  30. ^ "MAS Holdings obtains high tech patent from SLINTEC". Dailynews.lk. Daily News Sri Lanka. 8 December 2016. Retrieved 4 September 2017.
  31. ^ "MAS acquires first patent from local high-tech research institute". Dailymirror.lk. Daily Mirror Sri Lanka. 29 November 2016. Retrieved 4 September 2017.
  32. ^ "SLINTEC signs agreement with British Cosmetics to engage in cosmetics research". ft.lk. Financial Times. 7 February 2017. Retrieved 18 January 2018.
  33. ^ "SLINTEC-Dynawash collaboration continues". ft.lk. Daily Financial Times. 29 November 2017. Retrieved 18 January 2018.
  34. ^ "CIC signs deal with SLINTEC for pioneering research project". dailymirror.lk. Daily Mirror. 25 September 2015. Retrieved 19 January 2018.
  35. ^ "COVID-19 testing ramped up; SLINTEC produces homegrown solution". ft.lk. Daily Financial Times. 15 March 2020. Retrieved 15 March 2020.
  36. ^ a b c d e f "Research Focus Areas". slintec.lk. Sri Lanka Institute of Nanotechnology. Retrieved 27 September 2017.
  37. ^ a b c Karunaratne, Veranja. "SLINTEC ACADEMY Launches its MPhil degree in Nano and Advanced Technology". LinkedIn. LinkedIn Pulse. Retrieved 23 November 2017.

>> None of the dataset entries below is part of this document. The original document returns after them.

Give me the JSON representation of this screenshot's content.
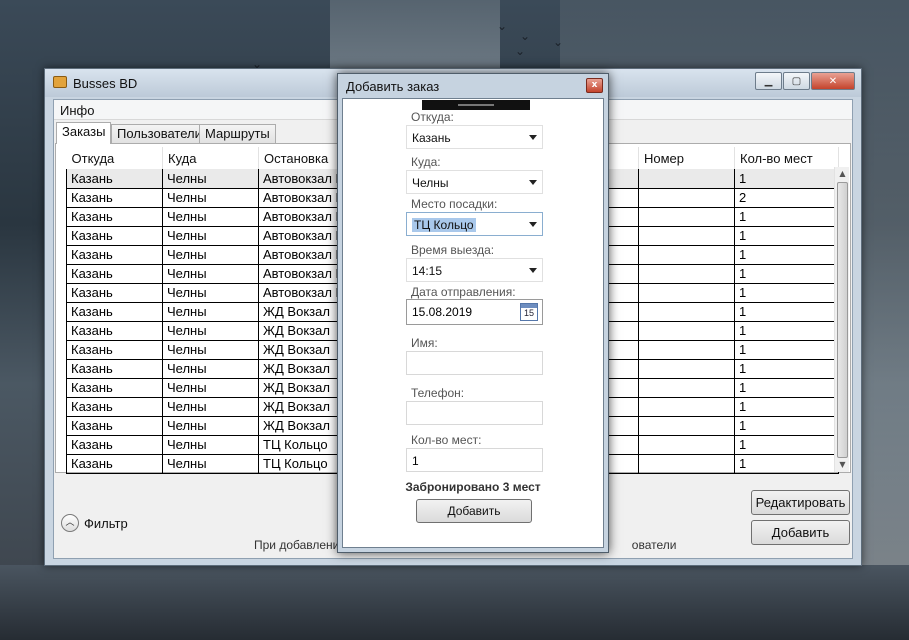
{
  "main_window": {
    "title": "Busses BD",
    "menu": [
      "Инфо"
    ],
    "tabs": [
      "Заказы",
      "Пользователи",
      "Маршруты"
    ],
    "columns": [
      "Откуда",
      "Куда",
      "Остановка",
      "Номер",
      "Кол-во мест"
    ],
    "rows": [
      {
        "from": "Казань",
        "to": "Челны",
        "stop": "Автовокзал Во",
        "seats": "1"
      },
      {
        "from": "Казань",
        "to": "Челны",
        "stop": "Автовокзал Во",
        "seats": "2"
      },
      {
        "from": "Казань",
        "to": "Челны",
        "stop": "Автовокзал Во",
        "seats": "1"
      },
      {
        "from": "Казань",
        "to": "Челны",
        "stop": "Автовокзал Во",
        "seats": "1"
      },
      {
        "from": "Казань",
        "to": "Челны",
        "stop": "Автовокзал Во",
        "seats": "1"
      },
      {
        "from": "Казань",
        "to": "Челны",
        "stop": "Автовокзал Во",
        "seats": "1"
      },
      {
        "from": "Казань",
        "to": "Челны",
        "stop": "Автовокзал Во",
        "seats": "1"
      },
      {
        "from": "Казань",
        "to": "Челны",
        "stop": "ЖД Вокзал",
        "seats": "1"
      },
      {
        "from": "Казань",
        "to": "Челны",
        "stop": "ЖД Вокзал",
        "seats": "1"
      },
      {
        "from": "Казань",
        "to": "Челны",
        "stop": "ЖД Вокзал",
        "seats": "1"
      },
      {
        "from": "Казань",
        "to": "Челны",
        "stop": "ЖД Вокзал",
        "seats": "1"
      },
      {
        "from": "Казань",
        "to": "Челны",
        "stop": "ЖД Вокзал",
        "seats": "1"
      },
      {
        "from": "Казань",
        "to": "Челны",
        "stop": "ЖД Вокзал",
        "seats": "1"
      },
      {
        "from": "Казань",
        "to": "Челны",
        "stop": "ЖД Вокзал",
        "seats": "1"
      },
      {
        "from": "Казань",
        "to": "Челны",
        "stop": "ТЦ Кольцо",
        "seats": "1"
      },
      {
        "from": "Казань",
        "to": "Челны",
        "stop": "ТЦ Кольцо",
        "seats": "1"
      }
    ],
    "filter_label": "Фильтр",
    "hint_left": "При добавлении",
    "hint_right": "ователи",
    "edit_button": "Редактировать",
    "add_button": "Добавить"
  },
  "dialog": {
    "title": "Добавить заказ",
    "close_glyph": "x",
    "from_label": "Откуда:",
    "from_value": "Казань",
    "to_label": "Куда:",
    "to_value": "Челны",
    "stop_label": "Место посадки:",
    "stop_value": "ТЦ Кольцо",
    "time_label": "Время выезда:",
    "time_value": "14:15",
    "date_label": "Дата отправления:",
    "date_value": "15.08.2019",
    "calendar_day": "15",
    "name_label": "Имя:",
    "name_value": "",
    "phone_label": "Телефон:",
    "phone_value": "",
    "seats_label": "Кол-во мест:",
    "seats_value": "1",
    "booked_text": "Забронировано 3 мест",
    "add_button": "Добавить"
  },
  "colors": {
    "window_frame": "#c9d5e1",
    "selection": "#a9c8eb",
    "close_red": "#c4432c"
  }
}
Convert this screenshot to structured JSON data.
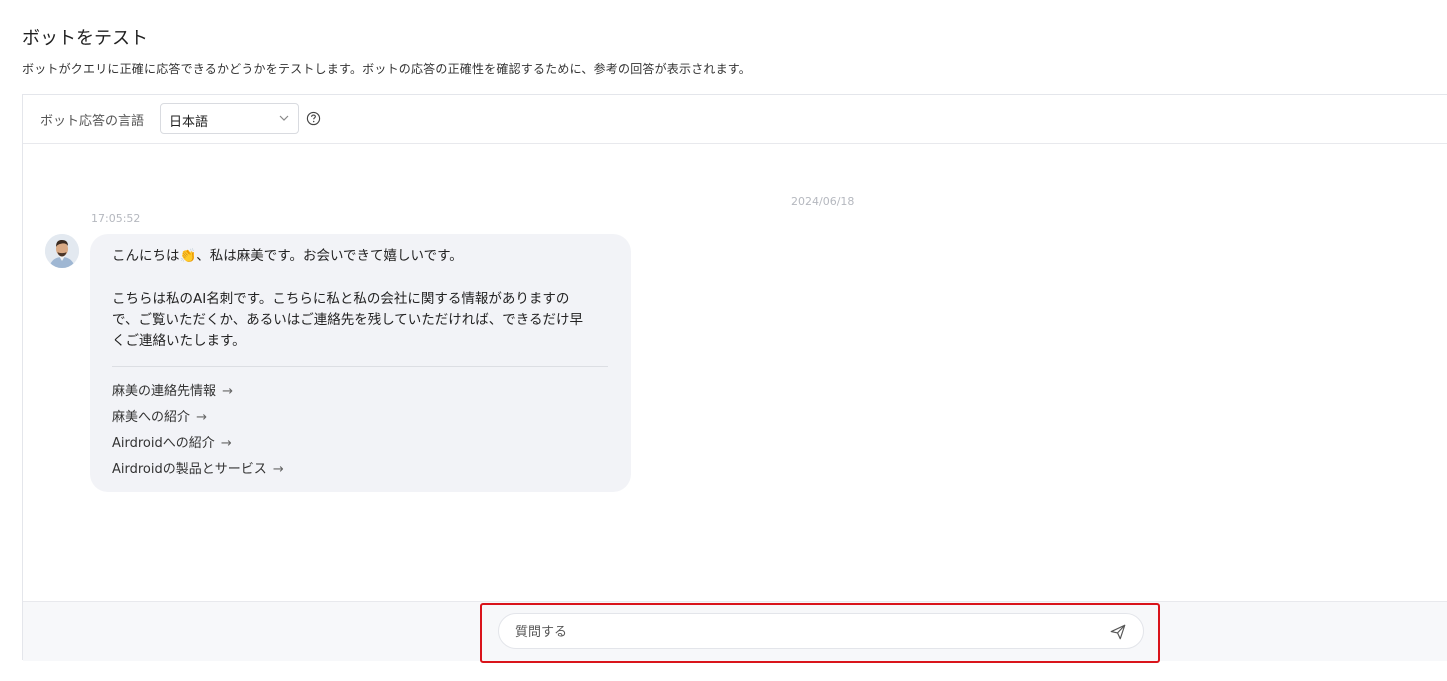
{
  "page": {
    "title": "ボットをテスト",
    "description": "ボットがクエリに正確に応答できるかどうかをテストします。ボットの応答の正確性を確認するために、参考の回答が表示されます。"
  },
  "toolbar": {
    "language_label": "ボット応答の言語",
    "language_value": "日本語",
    "help_icon": "question-circle-icon"
  },
  "chat": {
    "date": "2024/06/18",
    "messages": [
      {
        "time": "17:05:52",
        "avatar": "user-avatar",
        "lines": [
          "こんにちは👏、私は麻美です。お会いできて嬉しいです。",
          "こちらは私のAI名刺です。こちらに私と私の会社に関する情報がありますの",
          "で、ご覧いただくか、あるいはご連絡先を残していただければ、できるだけ早",
          "くご連絡いたします。"
        ],
        "links": [
          "麻美の連絡先情報",
          "麻美への紹介",
          "Airdroidへの紹介",
          "Airdroidの製品とサービス"
        ],
        "link_arrow": "→"
      }
    ]
  },
  "composer": {
    "placeholder": "質問する",
    "value": "",
    "send_icon": "send-icon",
    "highlight_color": "#d9141b"
  }
}
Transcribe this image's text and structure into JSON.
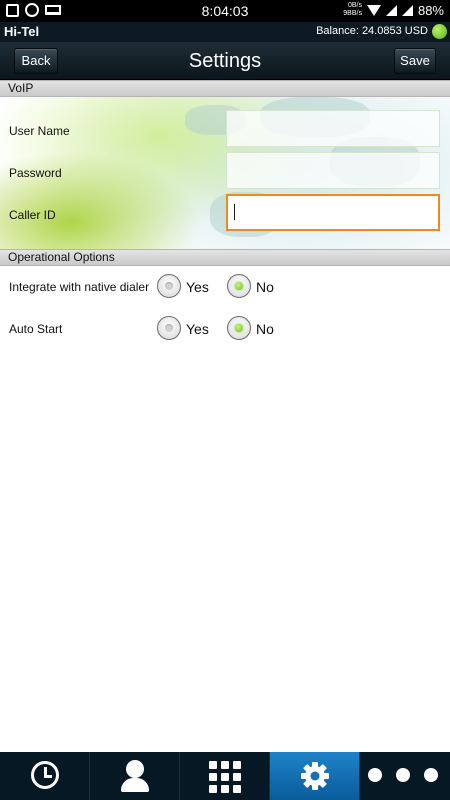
{
  "statusbar": {
    "time": "8:04:03",
    "net_up": "0B/s",
    "net_down": "9BB/s",
    "battery": "88%"
  },
  "appbar": {
    "app_name": "Hi-Tel",
    "balance": "Balance: 24.0853 USD",
    "status_color": "#6cc11e"
  },
  "header": {
    "back_label": "Back",
    "title": "Settings",
    "save_label": "Save"
  },
  "voip": {
    "section_title": "VoIP",
    "username_label": "User Name",
    "username_value": "",
    "password_label": "Password",
    "password_value": "",
    "callerid_label": "Caller ID",
    "callerid_value": ""
  },
  "options": {
    "section_title": "Operational Options",
    "integrate_label": "Integrate with native dialer",
    "integrate_selected": "No",
    "autostart_label": "Auto Start",
    "autostart_selected": "No",
    "yes_label": "Yes",
    "no_label": "No"
  },
  "nav": {
    "items": [
      "history-icon",
      "contacts-icon",
      "dialpad-icon",
      "settings-icon",
      "more-icon"
    ],
    "active": "settings-icon",
    "active_color": "#1f82c9"
  }
}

  38. ^ "The Gazette of the Democratic Socialist Republic of Sri Lanka" (PDF). Documents.gov.lk. The Government of Sri Lanka. Retrieved 21 September 2017.

External links[edit]